The 70-year-old actor had been married to Natasha Richardson of The Parent Trap fame for 15 years and the pair had two sons Micheál and Daniel together.
But in 2009, Richardson tragically and suddenly died in a skiing accident while in Quebec, Canada.
Understandably heartbroken and shocked at the loss, Neeson previously described how he kept her memory alive.
In a 2020 interview with Inquirer.net, Neeson, who lives in upstate New York, said: "I speak to her everyday at her grave which is about a mile and half down the road.
"I go down there quite often, so I do speak to her as if she’s here. Not that she answers me."
He added: "I also speak to a couple of deceased actors that I knew years ago back in Ireland. Is that religious? I don’t know. I was brought up Catholic.
"But I certainly question death and life and is there an afterlife a lot more, not least because I’m now 68 years of age. I’m way past middle age."

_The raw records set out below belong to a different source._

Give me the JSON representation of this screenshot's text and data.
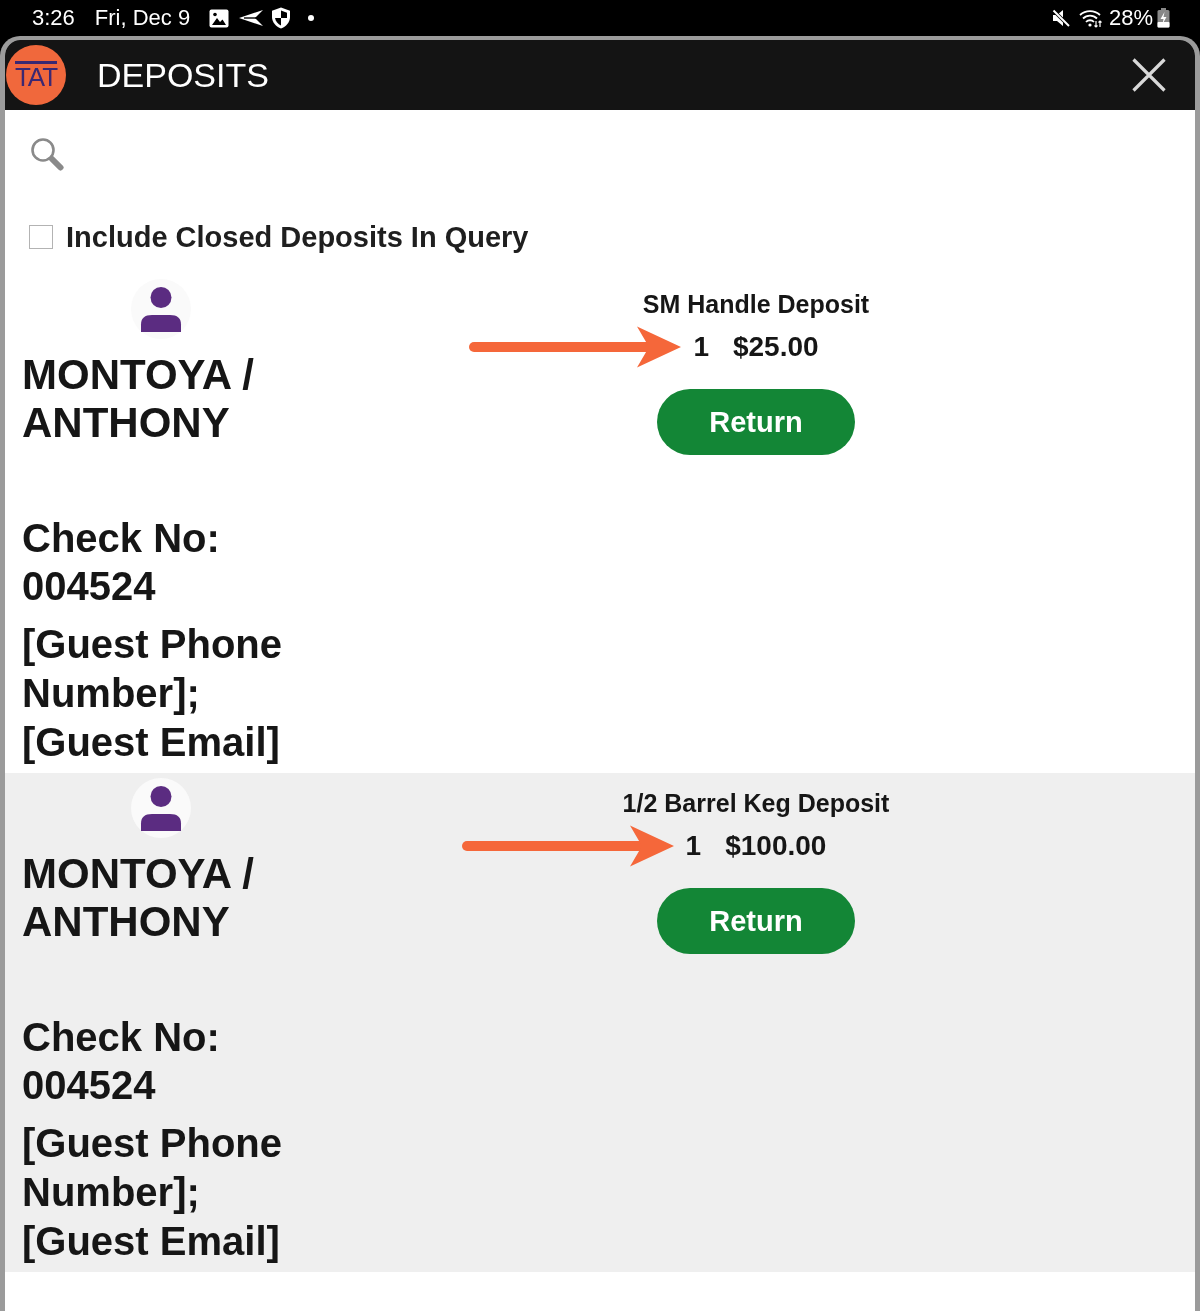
{
  "status_bar": {
    "time": "3:26",
    "date": "Fri, Dec 9",
    "battery": "28%"
  },
  "window": {
    "logo": "TAT",
    "title": "DEPOSITS"
  },
  "include_closed": {
    "label": "Include Closed Deposits In Query",
    "checked": false
  },
  "deposits": [
    {
      "guest": "MONTOYA / ANTHONY",
      "check_no": "Check No: 004524",
      "contact": "[Guest Phone Number]; [Guest Email]",
      "item": "SM Handle Deposit",
      "quantity": "1",
      "amount": "$25.00",
      "action": "Return",
      "arrow": true
    },
    {
      "guest": "MONTOYA / ANTHONY",
      "check_no": "Check No: 004524",
      "contact": "[Guest Phone Number]; [Guest Email]",
      "item": "1/2 Barrel Keg Deposit",
      "quantity": "1",
      "amount": "$100.00",
      "action": "Return",
      "arrow": true
    }
  ]
}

In the same year, the actor worked on a film with his older son Micheál, marking their first major movie collaboration.
Called Made in Italy, the comedy-drama saw Neeson portray an artist while Micheál portrayed his character's estranged son.
The plot followed the pair as they tried to fix their relationship while working together to repair a rundown house in Italy that was left to the artist by his late wife.
Though the Taken acknowledged certain aspects of the plot were similar to parts of their family's history, he told the outlet: "He was playing a part, I was playing a part."
But he said that they 'didn’t act father and son because we’re father and son'.
Neeson continued: "But it was an interesting process that I still think about every now and again, especially in relation to Micheál having lost his mother at an early age. And myself having lost my wife 11 years ago, which was a huge blow to my family.
"The film is, in some way... I’m not going to say it was cathartic. That’s too easy and too hippie a thing to say.
"It will help to maybe at some stage open a doorway to our (his and Micheál’s) conversation about stuff and good relationships."
If you have experienced a bereavement and would like to speak with someone in confidence contact Cruse Bereavement Care via their national helpline on 0808 808 1677